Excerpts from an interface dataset

_ _ _

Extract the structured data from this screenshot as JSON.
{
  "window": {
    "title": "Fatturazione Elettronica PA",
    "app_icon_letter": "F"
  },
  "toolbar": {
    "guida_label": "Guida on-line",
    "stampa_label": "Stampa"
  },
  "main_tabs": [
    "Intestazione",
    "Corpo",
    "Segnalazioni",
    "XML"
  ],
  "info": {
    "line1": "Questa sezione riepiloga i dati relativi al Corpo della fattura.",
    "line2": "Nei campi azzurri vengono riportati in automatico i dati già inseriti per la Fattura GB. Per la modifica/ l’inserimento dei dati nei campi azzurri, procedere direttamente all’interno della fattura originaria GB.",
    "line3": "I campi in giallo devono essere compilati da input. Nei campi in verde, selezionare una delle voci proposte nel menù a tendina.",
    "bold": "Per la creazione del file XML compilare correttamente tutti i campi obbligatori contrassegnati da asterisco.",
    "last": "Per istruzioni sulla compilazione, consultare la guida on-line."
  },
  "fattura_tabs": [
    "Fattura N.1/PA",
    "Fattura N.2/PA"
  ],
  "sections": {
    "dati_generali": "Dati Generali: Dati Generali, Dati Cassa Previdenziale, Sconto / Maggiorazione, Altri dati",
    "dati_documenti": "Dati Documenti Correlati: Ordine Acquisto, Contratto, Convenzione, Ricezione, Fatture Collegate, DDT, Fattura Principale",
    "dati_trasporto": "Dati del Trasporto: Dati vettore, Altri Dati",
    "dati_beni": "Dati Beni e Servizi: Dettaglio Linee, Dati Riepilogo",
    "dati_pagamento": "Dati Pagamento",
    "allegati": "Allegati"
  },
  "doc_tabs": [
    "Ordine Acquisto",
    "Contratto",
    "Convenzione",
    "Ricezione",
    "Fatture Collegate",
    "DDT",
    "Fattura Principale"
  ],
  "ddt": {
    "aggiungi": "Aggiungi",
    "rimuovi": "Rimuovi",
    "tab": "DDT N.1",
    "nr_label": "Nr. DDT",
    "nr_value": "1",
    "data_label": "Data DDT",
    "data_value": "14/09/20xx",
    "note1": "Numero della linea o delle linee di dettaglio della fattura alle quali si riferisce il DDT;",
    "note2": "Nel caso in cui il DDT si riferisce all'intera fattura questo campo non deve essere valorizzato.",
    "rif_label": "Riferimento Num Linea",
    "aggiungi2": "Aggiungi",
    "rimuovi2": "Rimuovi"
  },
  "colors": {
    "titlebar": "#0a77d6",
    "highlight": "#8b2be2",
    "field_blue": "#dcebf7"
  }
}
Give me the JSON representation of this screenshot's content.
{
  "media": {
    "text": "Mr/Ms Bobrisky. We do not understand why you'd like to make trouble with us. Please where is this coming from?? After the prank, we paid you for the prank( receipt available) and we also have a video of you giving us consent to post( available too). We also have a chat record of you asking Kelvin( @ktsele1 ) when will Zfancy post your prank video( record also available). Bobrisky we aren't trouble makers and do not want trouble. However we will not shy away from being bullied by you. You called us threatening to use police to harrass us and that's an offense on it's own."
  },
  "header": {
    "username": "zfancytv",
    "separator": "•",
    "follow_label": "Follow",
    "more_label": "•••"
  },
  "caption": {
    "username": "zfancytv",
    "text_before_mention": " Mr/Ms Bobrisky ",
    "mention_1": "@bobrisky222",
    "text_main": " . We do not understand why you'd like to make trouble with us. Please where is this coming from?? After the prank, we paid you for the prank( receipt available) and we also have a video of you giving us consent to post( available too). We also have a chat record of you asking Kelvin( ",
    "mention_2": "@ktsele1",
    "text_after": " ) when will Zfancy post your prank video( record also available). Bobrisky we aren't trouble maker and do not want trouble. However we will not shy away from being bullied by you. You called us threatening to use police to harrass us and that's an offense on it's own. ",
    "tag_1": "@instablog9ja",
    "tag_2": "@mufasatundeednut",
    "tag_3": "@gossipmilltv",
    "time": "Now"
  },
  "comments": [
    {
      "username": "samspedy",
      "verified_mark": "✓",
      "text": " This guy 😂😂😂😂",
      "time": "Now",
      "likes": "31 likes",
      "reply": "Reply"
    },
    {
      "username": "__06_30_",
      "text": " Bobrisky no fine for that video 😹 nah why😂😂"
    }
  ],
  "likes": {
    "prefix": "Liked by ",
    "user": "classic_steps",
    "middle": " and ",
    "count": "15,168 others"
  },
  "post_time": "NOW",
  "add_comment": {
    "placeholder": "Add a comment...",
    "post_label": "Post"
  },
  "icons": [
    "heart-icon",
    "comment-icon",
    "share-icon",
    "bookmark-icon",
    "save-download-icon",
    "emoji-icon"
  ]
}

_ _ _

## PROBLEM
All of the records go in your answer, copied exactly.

## ANSWER TO THIS TASK
Extract the structured data from this screenshot as JSON.
{
  "window": {
    "title": "Fatturazione Elettronica PA",
    "app_icon_letter": "F"
  },
  "toolbar": {
    "guida_label": "Guida on-line",
    "stampa_label": "Stampa"
  },
  "main_tabs": [
    "Intestazione",
    "Corpo",
    "Segnalazioni",
    "XML"
  ],
  "info": {
    "line1": "Questa sezione riepiloga i dati relativi al Corpo della fattura.",
    "line2": "Nei campi azzurri vengono riportati in automatico i dati già inseriti per la Fattura GB. Per la modifica/ l’inserimento dei dati nei campi azzurri, procedere direttamente all’interno della fattura originaria GB.",
    "line3": "I campi in giallo devono essere compilati da input. Nei campi in verde, selezionare una delle voci proposte nel menù a tendina.",
    "bold": "Per la creazione del file XML compilare correttamente tutti i campi obbligatori contrassegnati da asterisco.",
    "last": "Per istruzioni sulla compilazione, consultare la guida on-line."
  },
  "fattura_tabs": [
    "Fattura N.1/PA",
    "Fattura N.2/PA"
  ],
  "sections": {
    "dati_generali": "Dati Generali: Dati Generali, Dati Cassa Previdenziale, Sconto / Maggiorazione, Altri dati",
    "dati_documenti": "Dati Documenti Correlati: Ordine Acquisto, Contratto, Convenzione, Ricezione, Fatture Collegate, DDT, Fattura Principale",
    "dati_trasporto": "Dati del Trasporto: Dati vettore, Altri Dati",
    "dati_beni": "Dati Beni e Servizi: Dettaglio Linee, Dati Riepilogo",
    "dati_pagamento": "Dati Pagamento",
    "allegati": "Allegati"
  },
  "doc_tabs": [
    "Ordine Acquisto",
    "Contratto",
    "Convenzione",
    "Ricezione",
    "Fatture Collegate",
    "DDT",
    "Fattura Principale"
  ],
  "ddt": {
    "aggiungi": "Aggiungi",
    "rimuovi": "Rimuovi",
    "tab": "DDT N.1",
    "nr_label": "Nr. DDT",
    "nr_value": "1",
    "data_label": "Data DDT",
    "data_value": "14/09/20xx",
    "note1": "Numero della linea o delle linee di dettaglio della fattura alle quali si riferisce il DDT;",
    "note2": "Nel caso in cui il DDT si riferisce all'intera fattura questo campo non deve essere valorizzato.",
    "rif_label": "Riferimento Num Linea",
    "aggiungi2": "Aggiungi",
    "rimuovi2": "Rimuovi"
  },
  "colors": {
    "titlebar": "#0a77d6",
    "highlight": "#8b2be2",
    "field_blue": "#dcebf7"
  }
}
Give me the JSON representation of this screenshot's content.
{
  "media": {
    "text": "Mr/Ms Bobrisky. We do not understand why you'd like to make trouble with us. Please where is this coming from?? After the prank, we paid you for the prank( receipt available) and we also have a video of you giving us consent to post( available too). We also have a chat record of you asking Kelvin( @ktsele1 ) when will Zfancy post your prank video( record also available). Bobrisky we aren't trouble makers and do not want trouble. However we will not shy away from being bullied by you. You called us threatening to use police to harrass us and that's an offense on it's own."
  },
  "header": {
    "username": "zfancytv",
    "separator": "•",
    "follow_label": "Follow",
    "more_label": "•••"
  },
  "caption": {
    "username": "zfancytv",
    "text_before_mention": " Mr/Ms Bobrisky ",
    "mention_1": "@bobrisky222",
    "text_main": " . We do not understand why you'd like to make trouble with us. Please where is this coming from?? After the prank, we paid you for the prank( receipt available) and we also have a video of you giving us consent to post( available too). We also have a chat record of you asking Kelvin( ",
    "mention_2": "@ktsele1",
    "text_after": " ) when will Zfancy post your prank video( record also available). Bobrisky we aren't trouble maker and do not want trouble. However we will not shy away from being bullied by you. You called us threatening to use police to harrass us and that's an offense on it's own. ",
    "tag_1": "@instablog9ja",
    "tag_2": "@mufasatundeednut",
    "tag_3": "@gossipmilltv",
    "time": "Now"
  },
  "comments": [
    {
      "username": "samspedy",
      "verified_mark": "✓",
      "text": " This guy 😂😂😂😂",
      "time": "Now",
      "likes": "31 likes",
      "reply": "Reply"
    },
    {
      "username": "__06_30_",
      "text": " Bobrisky no fine for that video 😹 nah why😂😂"
    }
  ],
  "likes": {
    "prefix": "Liked by ",
    "user": "classic_steps",
    "middle": " and ",
    "count": "15,168 others"
  },
  "post_time": "NOW",
  "add_comment": {
    "placeholder": "Add a comment...",
    "post_label": "Post"
  },
  "icons": [
    "heart-icon",
    "comment-icon",
    "share-icon",
    "bookmark-icon",
    "save-download-icon",
    "emoji-icon"
  ]
}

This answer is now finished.